Chelsfield comes from the Old English ‘feld’ meaning ‘open country, land without trees’ combined with a personal name; therefore, ‘Ceol’s open land’. The Domesday Book recorded Chelsfield as Ciresfel and the Textus Roffensis as Cilesfeld.


Chelsfield church is dedicated to Saint Martin of Tours. The Normans built it in the 11th century, with additions in the following century and the tower 100 years later. In 1552, there is a record of three bells in the tower, which John Hodson recast into a ring of five in 1672. In 1797, Edward Hasted described the Chelsfield church as ‘small; consisting only of one isle, a chancel at the east end, and a small chapel, dedicated to St. John, on the south side’. The Victorians carried out restoration works in 1886. In 1936, Mears and Stainbank added a treble bell.

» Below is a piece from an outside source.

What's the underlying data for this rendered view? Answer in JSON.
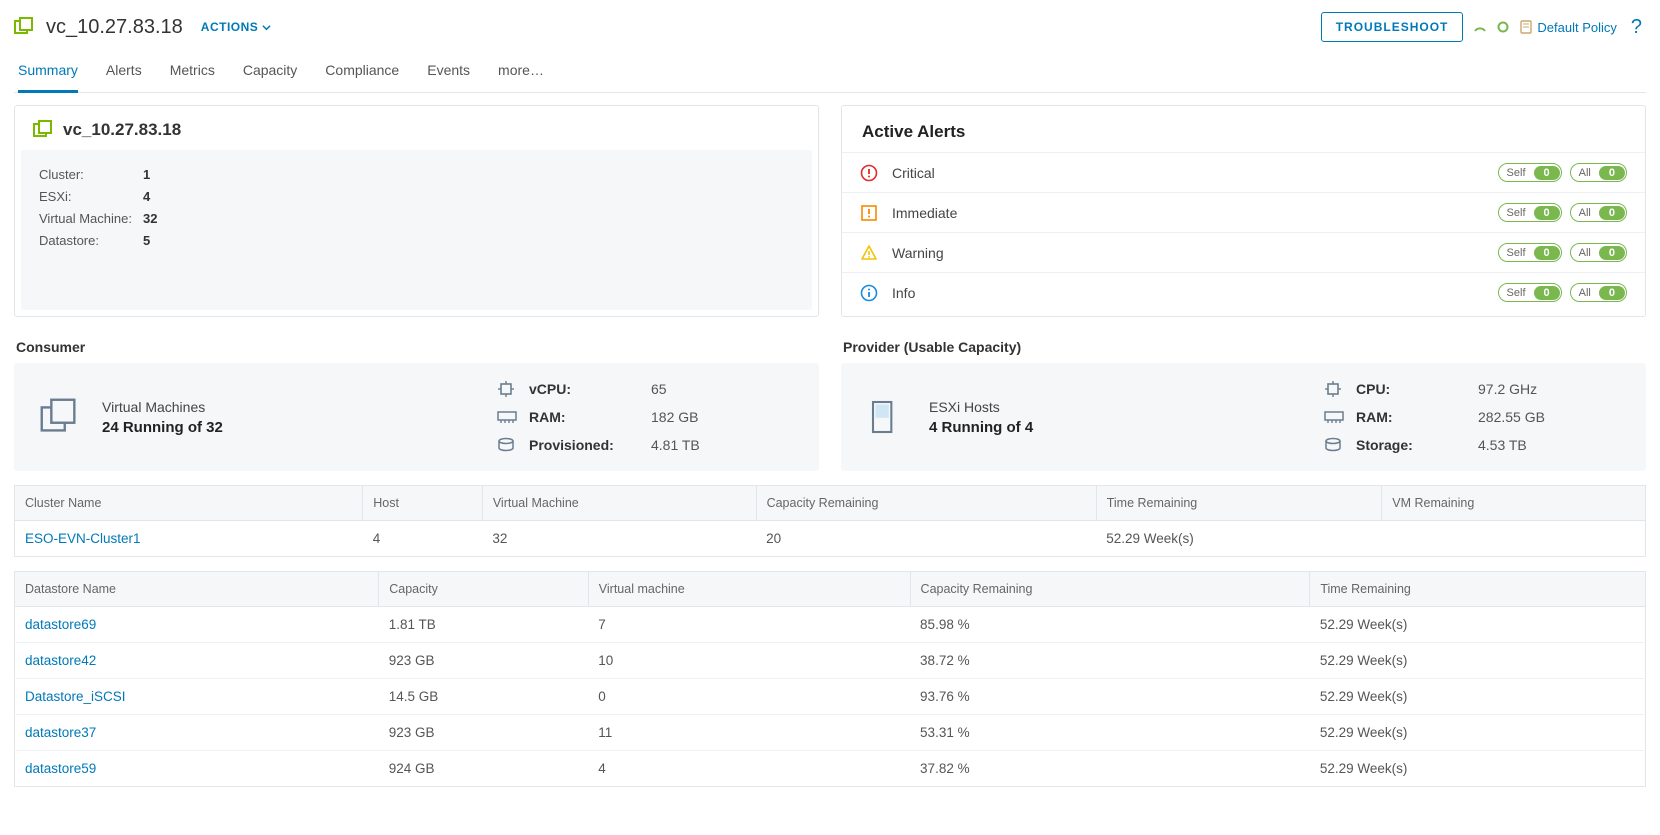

In 2009 Taylors, Eayre and Smith replaced the 1936 bell with three trebles to make a ring of eight.


Chelsfield railway station opened on the South Eastern Railway’s Sevenoaks extension of the Tonbridge cut-off line, on 2 March 1868…. more